# Instructions for the task
Apart from the images, repeat the data below exactly as written.

# Supplied material

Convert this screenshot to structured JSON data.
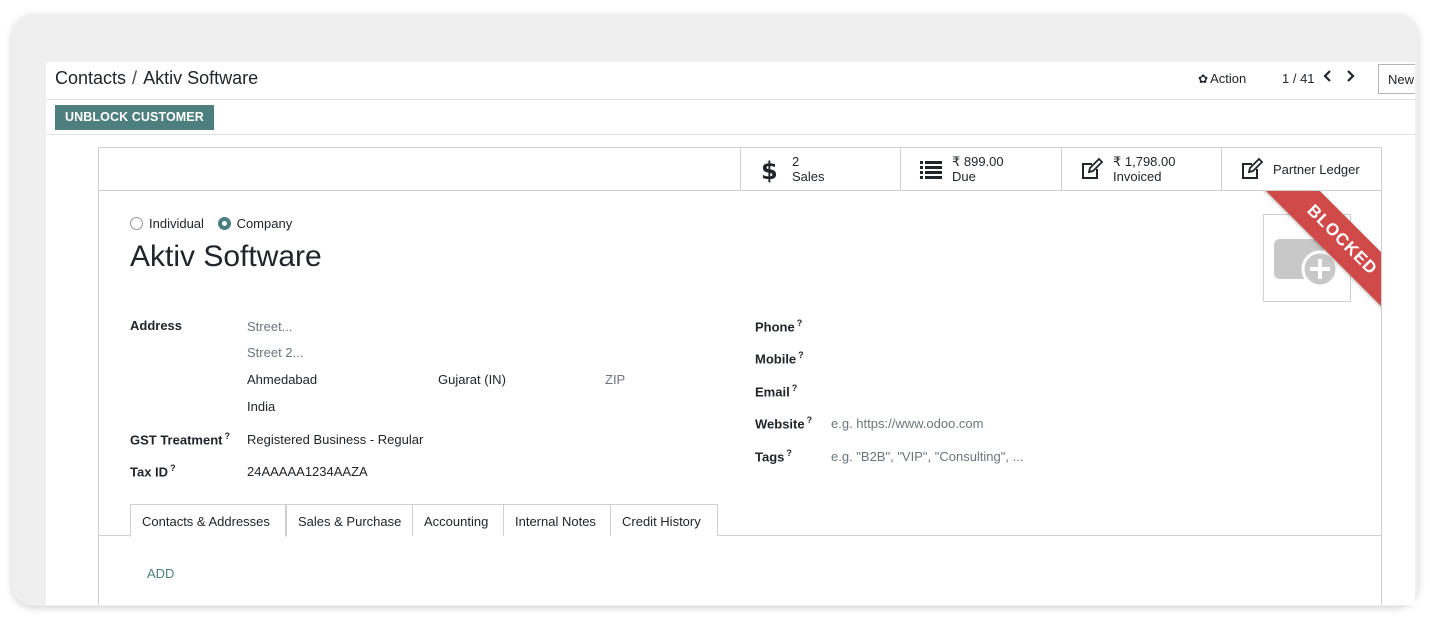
{
  "breadcrumb": {
    "parent": "Contacts",
    "separator": "/",
    "current": "Aktiv Software"
  },
  "control": {
    "action_label": "Action",
    "pager": "1 / 41",
    "new_label": "New"
  },
  "statusbar": {
    "unblock_label": "UNBLOCK CUSTOMER"
  },
  "stats": [
    {
      "icon": "dollar-icon",
      "value": "2",
      "label": "Sales"
    },
    {
      "icon": "list-icon",
      "value": "₹ 899.00",
      "label": "Due"
    },
    {
      "icon": "pencil-square-icon",
      "value": "₹ 1,798.00",
      "label": "Invoiced"
    },
    {
      "icon": "pencil-square-icon",
      "label": "Partner Ledger"
    }
  ],
  "ribbon": "BLOCKED",
  "company_type": {
    "option_individual": "Individual",
    "option_company": "Company",
    "selected": "Company"
  },
  "name": "Aktiv Software",
  "address": {
    "label": "Address",
    "street_placeholder": "Street...",
    "street2_placeholder": "Street 2...",
    "city": "Ahmedabad",
    "state": "Gujarat (IN)",
    "zip_placeholder": "ZIP",
    "country": "India"
  },
  "gst": {
    "label": "GST Treatment",
    "value": "Registered Business - Regular"
  },
  "tax": {
    "label": "Tax ID",
    "value": "24AAAAA1234AAZA"
  },
  "right_fields": {
    "phone_label": "Phone",
    "mobile_label": "Mobile",
    "email_label": "Email",
    "website_label": "Website",
    "website_placeholder": "e.g. https://www.odoo.com",
    "tags_label": "Tags",
    "tags_placeholder": "e.g. \"B2B\", \"VIP\", \"Consulting\", ..."
  },
  "help_mark": "?",
  "tabs": [
    "Contacts & Addresses",
    "Sales & Purchase",
    "Accounting",
    "Internal Notes",
    "Credit History"
  ],
  "active_tab": "Contacts & Addresses",
  "add_label": "ADD",
  "colors": {
    "primary": "#4c7f7e",
    "ribbon": "#d04a4a"
  }
}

# Exercise output
Convert this screenshot to structured JSON data.
{
  "breadcrumb": {
    "parent": "Contacts",
    "separator": "/",
    "current": "Aktiv Software"
  },
  "control": {
    "action_label": "Action",
    "pager": "1 / 41",
    "new_label": "New"
  },
  "statusbar": {
    "unblock_label": "UNBLOCK CUSTOMER"
  },
  "stats": [
    {
      "icon": "dollar-icon",
      "value": "2",
      "label": "Sales"
    },
    {
      "icon": "list-icon",
      "value": "₹ 899.00",
      "label": "Due"
    },
    {
      "icon": "pencil-square-icon",
      "value": "₹ 1,798.00",
      "label": "Invoiced"
    },
    {
      "icon": "pencil-square-icon",
      "label": "Partner Ledger"
    }
  ],
  "ribbon": "BLOCKED",
  "company_type": {
    "option_individual": "Individual",
    "option_company": "Company",
    "selected": "Company"
  },
  "name": "Aktiv Software",
  "address": {
    "label": "Address",
    "street_placeholder": "Street...",
    "street2_placeholder": "Street 2...",
    "city": "Ahmedabad",
    "state": "Gujarat (IN)",
    "zip_placeholder": "ZIP",
    "country": "India"
  },
  "gst": {
    "label": "GST Treatment",
    "value": "Registered Business - Regular"
  },
  "tax": {
    "label": "Tax ID",
    "value": "24AAAAA1234AAZA"
  },
  "right_fields": {
    "phone_label": "Phone",
    "mobile_label": "Mobile",
    "email_label": "Email",
    "website_label": "Website",
    "website_placeholder": "e.g. https://www.odoo.com",
    "tags_label": "Tags",
    "tags_placeholder": "e.g. \"B2B\", \"VIP\", \"Consulting\", ..."
  },
  "help_mark": "?",
  "tabs": [
    "Contacts & Addresses",
    "Sales & Purchase",
    "Accounting",
    "Internal Notes",
    "Credit History"
  ],
  "active_tab": "Contacts & Addresses",
  "add_label": "ADD",
  "colors": {
    "primary": "#4c7f7e",
    "ribbon": "#d04a4a"
  }
}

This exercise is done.